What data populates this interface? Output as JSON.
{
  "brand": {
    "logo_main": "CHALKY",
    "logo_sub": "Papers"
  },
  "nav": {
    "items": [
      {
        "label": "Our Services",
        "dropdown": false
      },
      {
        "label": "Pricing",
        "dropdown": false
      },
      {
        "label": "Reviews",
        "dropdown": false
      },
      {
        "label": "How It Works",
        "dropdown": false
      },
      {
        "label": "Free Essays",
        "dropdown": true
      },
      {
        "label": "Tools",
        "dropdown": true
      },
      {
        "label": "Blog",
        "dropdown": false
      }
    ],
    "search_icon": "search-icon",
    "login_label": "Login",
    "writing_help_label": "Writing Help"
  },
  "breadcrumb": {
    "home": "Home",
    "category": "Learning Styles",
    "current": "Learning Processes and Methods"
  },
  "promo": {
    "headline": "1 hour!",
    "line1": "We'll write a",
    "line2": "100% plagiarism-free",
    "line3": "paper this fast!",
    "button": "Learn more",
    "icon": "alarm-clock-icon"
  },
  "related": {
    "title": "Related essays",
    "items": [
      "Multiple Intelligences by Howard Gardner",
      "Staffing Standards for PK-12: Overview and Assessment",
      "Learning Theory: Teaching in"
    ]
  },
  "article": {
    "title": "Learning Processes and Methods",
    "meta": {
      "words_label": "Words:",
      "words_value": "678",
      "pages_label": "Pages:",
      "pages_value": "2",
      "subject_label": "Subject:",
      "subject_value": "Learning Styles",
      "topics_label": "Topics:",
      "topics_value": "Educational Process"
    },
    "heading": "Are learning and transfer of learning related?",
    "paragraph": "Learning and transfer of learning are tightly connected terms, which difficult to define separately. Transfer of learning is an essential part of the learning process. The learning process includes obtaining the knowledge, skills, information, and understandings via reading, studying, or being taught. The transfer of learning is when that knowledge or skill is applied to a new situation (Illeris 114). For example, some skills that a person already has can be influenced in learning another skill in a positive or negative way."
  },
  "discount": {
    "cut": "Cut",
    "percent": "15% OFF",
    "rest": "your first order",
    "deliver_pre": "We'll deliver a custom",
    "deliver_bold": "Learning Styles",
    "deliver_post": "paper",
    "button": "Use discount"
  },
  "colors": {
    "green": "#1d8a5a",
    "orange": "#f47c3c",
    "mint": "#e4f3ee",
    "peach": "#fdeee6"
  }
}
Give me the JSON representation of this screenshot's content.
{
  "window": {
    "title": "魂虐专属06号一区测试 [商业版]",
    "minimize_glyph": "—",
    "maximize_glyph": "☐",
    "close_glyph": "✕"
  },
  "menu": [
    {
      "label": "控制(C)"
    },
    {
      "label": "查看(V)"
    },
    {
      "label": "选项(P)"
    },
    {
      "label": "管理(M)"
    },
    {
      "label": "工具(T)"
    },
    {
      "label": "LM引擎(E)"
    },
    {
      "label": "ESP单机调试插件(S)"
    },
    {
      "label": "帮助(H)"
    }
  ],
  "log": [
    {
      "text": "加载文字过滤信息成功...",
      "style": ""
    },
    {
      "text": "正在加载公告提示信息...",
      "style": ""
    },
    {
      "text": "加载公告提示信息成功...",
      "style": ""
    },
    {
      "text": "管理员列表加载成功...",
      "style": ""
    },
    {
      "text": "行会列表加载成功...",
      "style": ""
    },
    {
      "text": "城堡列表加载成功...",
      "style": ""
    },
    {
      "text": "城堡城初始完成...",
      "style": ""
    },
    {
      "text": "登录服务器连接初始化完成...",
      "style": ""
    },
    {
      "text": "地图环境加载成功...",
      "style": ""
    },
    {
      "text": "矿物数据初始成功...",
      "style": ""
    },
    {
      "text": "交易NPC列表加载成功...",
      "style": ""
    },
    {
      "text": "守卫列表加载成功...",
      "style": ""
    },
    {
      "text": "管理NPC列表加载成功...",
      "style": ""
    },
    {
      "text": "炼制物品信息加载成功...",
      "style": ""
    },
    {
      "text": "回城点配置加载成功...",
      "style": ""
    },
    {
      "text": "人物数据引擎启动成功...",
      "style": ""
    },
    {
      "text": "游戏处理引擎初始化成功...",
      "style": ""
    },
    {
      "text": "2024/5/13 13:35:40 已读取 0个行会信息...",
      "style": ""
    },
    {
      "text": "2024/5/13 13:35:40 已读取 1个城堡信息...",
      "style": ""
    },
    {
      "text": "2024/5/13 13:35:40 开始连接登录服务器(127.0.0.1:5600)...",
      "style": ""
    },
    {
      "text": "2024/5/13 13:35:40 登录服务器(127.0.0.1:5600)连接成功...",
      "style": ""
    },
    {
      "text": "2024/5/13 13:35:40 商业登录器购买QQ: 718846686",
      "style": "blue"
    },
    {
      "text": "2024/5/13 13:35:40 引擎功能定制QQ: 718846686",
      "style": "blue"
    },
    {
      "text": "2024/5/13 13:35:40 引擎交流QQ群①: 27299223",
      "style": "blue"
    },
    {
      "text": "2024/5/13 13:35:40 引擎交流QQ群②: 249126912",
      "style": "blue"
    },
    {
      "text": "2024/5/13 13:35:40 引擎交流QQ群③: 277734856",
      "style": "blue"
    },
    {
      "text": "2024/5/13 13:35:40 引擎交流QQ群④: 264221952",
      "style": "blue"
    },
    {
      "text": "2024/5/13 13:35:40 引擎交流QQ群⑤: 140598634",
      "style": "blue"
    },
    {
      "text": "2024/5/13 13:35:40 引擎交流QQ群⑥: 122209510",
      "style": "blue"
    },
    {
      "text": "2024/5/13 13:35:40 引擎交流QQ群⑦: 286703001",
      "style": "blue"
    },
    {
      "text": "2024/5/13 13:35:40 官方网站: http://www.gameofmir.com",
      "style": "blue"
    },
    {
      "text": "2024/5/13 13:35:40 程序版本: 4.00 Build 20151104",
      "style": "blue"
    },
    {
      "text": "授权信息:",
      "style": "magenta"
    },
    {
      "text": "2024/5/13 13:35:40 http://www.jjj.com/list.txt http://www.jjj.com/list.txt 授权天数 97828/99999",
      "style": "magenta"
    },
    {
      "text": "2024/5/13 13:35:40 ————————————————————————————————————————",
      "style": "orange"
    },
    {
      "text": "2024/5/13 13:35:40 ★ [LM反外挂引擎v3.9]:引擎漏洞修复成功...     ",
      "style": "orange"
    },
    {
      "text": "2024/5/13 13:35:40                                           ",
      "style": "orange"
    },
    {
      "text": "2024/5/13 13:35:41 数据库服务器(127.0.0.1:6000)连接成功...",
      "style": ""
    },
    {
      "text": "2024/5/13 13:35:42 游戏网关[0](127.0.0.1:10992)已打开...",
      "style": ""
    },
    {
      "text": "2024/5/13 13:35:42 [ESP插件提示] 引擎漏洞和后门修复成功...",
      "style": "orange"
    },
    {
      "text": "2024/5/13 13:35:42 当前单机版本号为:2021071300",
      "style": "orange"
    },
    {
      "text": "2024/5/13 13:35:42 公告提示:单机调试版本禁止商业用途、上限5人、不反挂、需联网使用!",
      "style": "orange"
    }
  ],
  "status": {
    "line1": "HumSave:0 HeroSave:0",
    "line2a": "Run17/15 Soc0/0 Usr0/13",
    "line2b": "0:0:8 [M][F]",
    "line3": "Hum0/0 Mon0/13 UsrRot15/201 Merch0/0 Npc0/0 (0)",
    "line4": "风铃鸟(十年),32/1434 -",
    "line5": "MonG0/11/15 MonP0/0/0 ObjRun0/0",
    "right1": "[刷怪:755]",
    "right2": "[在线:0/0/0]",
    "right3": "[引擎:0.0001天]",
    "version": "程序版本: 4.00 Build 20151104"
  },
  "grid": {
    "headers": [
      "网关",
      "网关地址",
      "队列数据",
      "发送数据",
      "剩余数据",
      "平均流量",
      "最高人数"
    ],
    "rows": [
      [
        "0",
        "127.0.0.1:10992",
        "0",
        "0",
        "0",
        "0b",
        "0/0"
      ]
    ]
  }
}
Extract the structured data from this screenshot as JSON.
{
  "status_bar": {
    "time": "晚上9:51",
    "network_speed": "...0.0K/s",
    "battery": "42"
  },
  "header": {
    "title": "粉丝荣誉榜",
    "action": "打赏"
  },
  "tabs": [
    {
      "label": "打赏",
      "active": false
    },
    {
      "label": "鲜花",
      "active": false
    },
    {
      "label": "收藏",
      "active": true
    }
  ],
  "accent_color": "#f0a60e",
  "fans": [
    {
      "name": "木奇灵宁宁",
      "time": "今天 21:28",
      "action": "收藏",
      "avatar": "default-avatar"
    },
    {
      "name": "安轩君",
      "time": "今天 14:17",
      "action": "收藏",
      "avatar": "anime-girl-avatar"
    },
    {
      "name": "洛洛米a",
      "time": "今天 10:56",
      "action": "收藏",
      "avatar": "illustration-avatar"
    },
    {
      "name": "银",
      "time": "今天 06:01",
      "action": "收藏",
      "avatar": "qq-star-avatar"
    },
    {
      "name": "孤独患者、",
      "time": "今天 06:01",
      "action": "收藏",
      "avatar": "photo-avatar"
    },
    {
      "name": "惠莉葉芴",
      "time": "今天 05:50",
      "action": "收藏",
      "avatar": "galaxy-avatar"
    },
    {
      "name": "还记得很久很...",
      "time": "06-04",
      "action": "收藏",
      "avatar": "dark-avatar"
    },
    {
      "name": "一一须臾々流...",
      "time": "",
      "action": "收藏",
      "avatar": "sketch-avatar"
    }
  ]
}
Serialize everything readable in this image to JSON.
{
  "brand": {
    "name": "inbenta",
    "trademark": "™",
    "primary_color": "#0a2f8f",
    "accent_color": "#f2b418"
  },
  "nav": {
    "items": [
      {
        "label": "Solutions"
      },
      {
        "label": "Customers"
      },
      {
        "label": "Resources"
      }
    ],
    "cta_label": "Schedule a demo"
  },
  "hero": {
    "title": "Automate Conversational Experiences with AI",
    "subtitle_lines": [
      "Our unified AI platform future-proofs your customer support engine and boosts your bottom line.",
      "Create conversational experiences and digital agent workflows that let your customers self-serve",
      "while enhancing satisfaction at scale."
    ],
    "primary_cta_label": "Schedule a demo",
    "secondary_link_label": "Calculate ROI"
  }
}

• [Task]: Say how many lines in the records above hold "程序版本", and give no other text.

• [Expected answer]: 2